If favourable conditions can be gathered, much can be done by the Inlay Lake Authority, but under which modalities? All the previous reports emphasize heavy dredging, which is a slow and expensive project, with marginal benefit to the local people. Instead of this, what about paying them for their ecosystem services, promoting their sense of ownership over the environment, and keeping tourism money local? Concretely, if one used only 5% of the 1.7 million dollars of entrance fees to tackle the siltation issue or the water hyacinth problem, that would amount to 7,000 dollars per month, enough to pay almost 50 people at a wage of $5/day. (Such a salary is just an example, but I consider it as a potential base for consideration, as it would be slightly higher and more stable an income than a fisherman, a daily laborer or a construction worker in the area.) With even larger amounts, no doubt spectacular results could be obtained.

On the lake, it is widely known that organic agriculture is not possible: vegetables cannot get such a label as the water already contains chemical products. Although it is technically true, such a way of thinking also freezes action. What about committing to the intermediary solution of good agricultural practices (GAP) in some selected perimeters – with financial incentives to do so -, which would be a first step towards genuinely organic products later? In this regard, the tourism sector has a major responsibility: restaurants and hotels may organize to build a coherent – and massive – market for GAP/organic products, offering higher prices for better products. Previous research has already shown that those players have a significant willingness to pay more for these products (Buijtendijk, 2015), and little doubt that customers would follow. Considering the hardships of agriculture, how about supporting the local people’s conversion to tourism by allowing carefully-planned community-based tourism in the stilt villages? It is currently forbidden for fear of undermining the local hotel sector, but in my opinion, a few small structures will not do much harm to the massive resorts of the lake, and can have significant impacts locally.

Apart from quite uncertain foreign aid, neither authorities nor NGOs have funds to work properly for the environment; in the Inlay context, only tourists can spend the extra dollars for a bed, a meal or a boat trip that can make a difference. Then, it is for the local authorities (backed by the dense network of local NGOs and CSOs) to have a wide vision, the political will and the right kind of governance to make the change.

Photo credit: Alexandre Sattler/Regards d’Ailleurs, 2016

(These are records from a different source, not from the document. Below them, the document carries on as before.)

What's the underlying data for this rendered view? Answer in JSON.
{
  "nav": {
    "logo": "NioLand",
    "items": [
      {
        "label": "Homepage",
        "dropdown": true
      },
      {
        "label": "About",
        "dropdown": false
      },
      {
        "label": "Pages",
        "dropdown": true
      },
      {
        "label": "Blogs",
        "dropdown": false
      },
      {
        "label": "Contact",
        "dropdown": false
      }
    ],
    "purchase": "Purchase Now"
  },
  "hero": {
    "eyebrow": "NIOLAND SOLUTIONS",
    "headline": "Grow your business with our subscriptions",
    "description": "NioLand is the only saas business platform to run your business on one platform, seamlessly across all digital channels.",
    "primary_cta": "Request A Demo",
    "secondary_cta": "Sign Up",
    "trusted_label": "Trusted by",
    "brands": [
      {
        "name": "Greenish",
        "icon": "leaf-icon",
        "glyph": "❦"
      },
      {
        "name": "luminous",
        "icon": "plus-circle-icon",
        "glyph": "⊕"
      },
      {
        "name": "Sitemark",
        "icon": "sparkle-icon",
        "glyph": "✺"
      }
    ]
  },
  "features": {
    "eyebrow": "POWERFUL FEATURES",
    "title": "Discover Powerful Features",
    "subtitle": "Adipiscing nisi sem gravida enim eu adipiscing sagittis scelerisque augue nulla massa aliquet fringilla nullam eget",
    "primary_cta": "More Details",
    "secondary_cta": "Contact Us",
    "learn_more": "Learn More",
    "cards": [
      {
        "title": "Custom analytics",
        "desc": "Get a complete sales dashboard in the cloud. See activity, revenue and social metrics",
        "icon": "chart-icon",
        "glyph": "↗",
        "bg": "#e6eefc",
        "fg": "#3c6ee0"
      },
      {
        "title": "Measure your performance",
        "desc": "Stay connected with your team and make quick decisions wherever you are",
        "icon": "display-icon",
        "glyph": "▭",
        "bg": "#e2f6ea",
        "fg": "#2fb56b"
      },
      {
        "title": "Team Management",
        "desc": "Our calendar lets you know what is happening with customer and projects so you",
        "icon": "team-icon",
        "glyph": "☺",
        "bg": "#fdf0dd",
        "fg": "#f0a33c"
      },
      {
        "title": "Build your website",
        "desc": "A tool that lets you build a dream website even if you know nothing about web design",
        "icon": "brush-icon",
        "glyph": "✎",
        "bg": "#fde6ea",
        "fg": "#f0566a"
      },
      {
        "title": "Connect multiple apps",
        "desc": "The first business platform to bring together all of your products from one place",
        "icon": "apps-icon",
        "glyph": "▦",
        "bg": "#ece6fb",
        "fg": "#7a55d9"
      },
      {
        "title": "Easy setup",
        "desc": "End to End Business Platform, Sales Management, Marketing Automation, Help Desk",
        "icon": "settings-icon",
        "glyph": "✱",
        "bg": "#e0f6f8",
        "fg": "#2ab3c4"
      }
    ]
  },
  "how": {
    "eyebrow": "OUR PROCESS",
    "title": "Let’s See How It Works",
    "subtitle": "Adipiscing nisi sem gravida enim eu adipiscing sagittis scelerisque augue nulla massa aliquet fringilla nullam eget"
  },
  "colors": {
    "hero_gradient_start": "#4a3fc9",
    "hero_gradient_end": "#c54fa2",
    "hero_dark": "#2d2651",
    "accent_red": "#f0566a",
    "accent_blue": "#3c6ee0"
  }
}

Martin Michalon is a French PhD candidate in geography (Center for Southeast Asia Studies, EHESS, Paris). After a MPhil about the insertion of the Inlay Lake region into globalization (2014), he has engaged in a PhD thesis about the construction of tourism in that region, with an approach focused on stakeholders relations and strategies. Currently based in Myanmar, he has led extensive fieldwork in Inlay Region in the last two years. He wishes to thank the French University cluster heSam (Paris) for their financial support in his research, and Oscar Haugejorden (Partnership for Change) for his advice in writing this paper. You can contact him at